The Meerut prisoners’ trial and sentences raise the whole question of the right of workers to organise trade unions in a colonial country, where the masses are held down by naked force. For British Imperialism it is too dangerous, and for Gandhi and Lansbury also. But for British workers it is an elementary duty, which they cannot fail to carry through, to support the fight of working-class organisation in India, and to join with the Indian workers in their struggle against British Imperialism.
It is not only a duty: it is a necessity. Not only is it true that a nation that oppresses another cannot itself be free; but the same Imperialist class that is oppressing India, is oppressing and robbing the workers of this country by wage-cuts and speed-up, tariffs and taxes, is taking the bread out of the mouths of the workers’ children, depriving them of the benefits of education, insurance and all other social services, and casting into gaol Tom Mann or any other leader of working class revolt.
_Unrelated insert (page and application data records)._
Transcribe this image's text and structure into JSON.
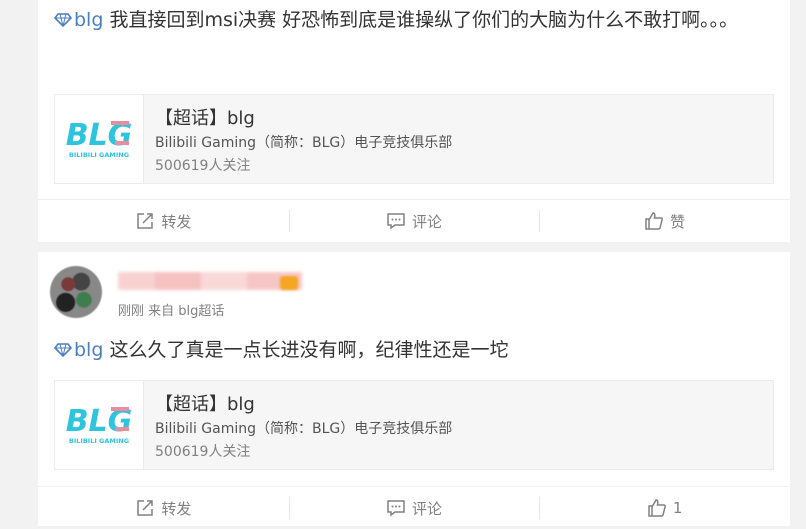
{
  "colors": {
    "topic_blue": "#4a7fbf",
    "diamond": "#4a7fbf",
    "action_gray": "#808080",
    "logo_cyan": "#2ec4de",
    "logo_pink": "#e88d9f"
  },
  "posts": [
    {
      "topic_tag": "blg",
      "text": "我直接回到msi决赛 好恐怖到底是谁操纵了你们的大脑为什么不敢打啊。。。",
      "ref": {
        "title": "【超话】blg",
        "desc": "Bilibili Gaming（简称：BLG）电子竞技俱乐部",
        "count": "500619人关注",
        "logo_text": "BLG",
        "logo_sub": "BILIBILI GAMING"
      },
      "actions": {
        "repost": "转发",
        "comment": "评论",
        "like": "赞"
      }
    },
    {
      "meta": "刚刚 来自 blg超话",
      "topic_tag": "blg",
      "text": "这么久了真是一点长进没有啊，纪律性还是一坨",
      "ref": {
        "title": "【超话】blg",
        "desc": "Bilibili Gaming（简称：BLG）电子竞技俱乐部",
        "count": "500619人关注",
        "logo_text": "BLG",
        "logo_sub": "BILIBILI GAMING"
      },
      "actions": {
        "repost": "转发",
        "comment": "评论",
        "like": "1"
      }
    }
  ]
}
The railwaymen facing a wage-cut, the busmen on strike against speed-up, the Lancashire workers suffering under the Midland Agreement, are fighting the same class that would deny the Indian workers the right to organise.
But the deepest significance of the Meerut Trial and the reason for the extreme ferocity of the sentences, is that the representatives of the Indian masses and the representatives of the British working class were carrying on a united struggle against British Imperialism. For a hundred and fifty years British Capitalism has been a parasite on India, sucking its life-blood. For a hundred and fifty years every device of imperialist propaganda has been used to sunder the exploited of India from the exploited of Britain.
It is the glory of the Meerut prisoners that for the first time on such a charge representatives of the exploited classes of India and Britain stood together. Their stand is a symbol of that unity of the British working class with the masses of the British Empire which alone can destroy British Imperialism. For a hundred and fifty years British Capitalism has been a parasite on India, sucking its life-blood. For a hundred and fifty years every device of imperialist propaganda has been used to sunder the exploited of India from the exploited of Britain.
The Meerut prisoners, Englishmen and Indians in the dock together, destroyed once and for all the jingo picture of “black men” versus “white men,” of “Asiatics against Europeans” and showed the true line of cleavage in a fight of the oppressed of both nations against the oppressors. To obtain their release, therefore, must be the object of both British and Indian workers. But it is the British Governments—Tory, Labour and National—that have kept them in prison. It is the British Government which is responsible for the sentence. The biggest responsibility lies with the British working class to secure their release, by nation-wide agitation in every organisation, in every kind of meeting.
The feeling of horror and indignation that was felt in the middle of January when the sentences were announced must grow into a powerful agitation that will force open the prison doors, annul these venomous sentences, and establish the workers’ right to organisation in India.
Note by transcriber Ted Crawford. After the trial the three Englishmen were swiftly deported back to Britain where Ben Bradley wrote on India in Labour Monthly in March 1934. Phil Spratt, as a ‘Cambridge man’ and traitor to his class, got the heaviest sentence of the English of 12 years transportation. He later wrote Blowing Up India, published in Calcutta, 1955.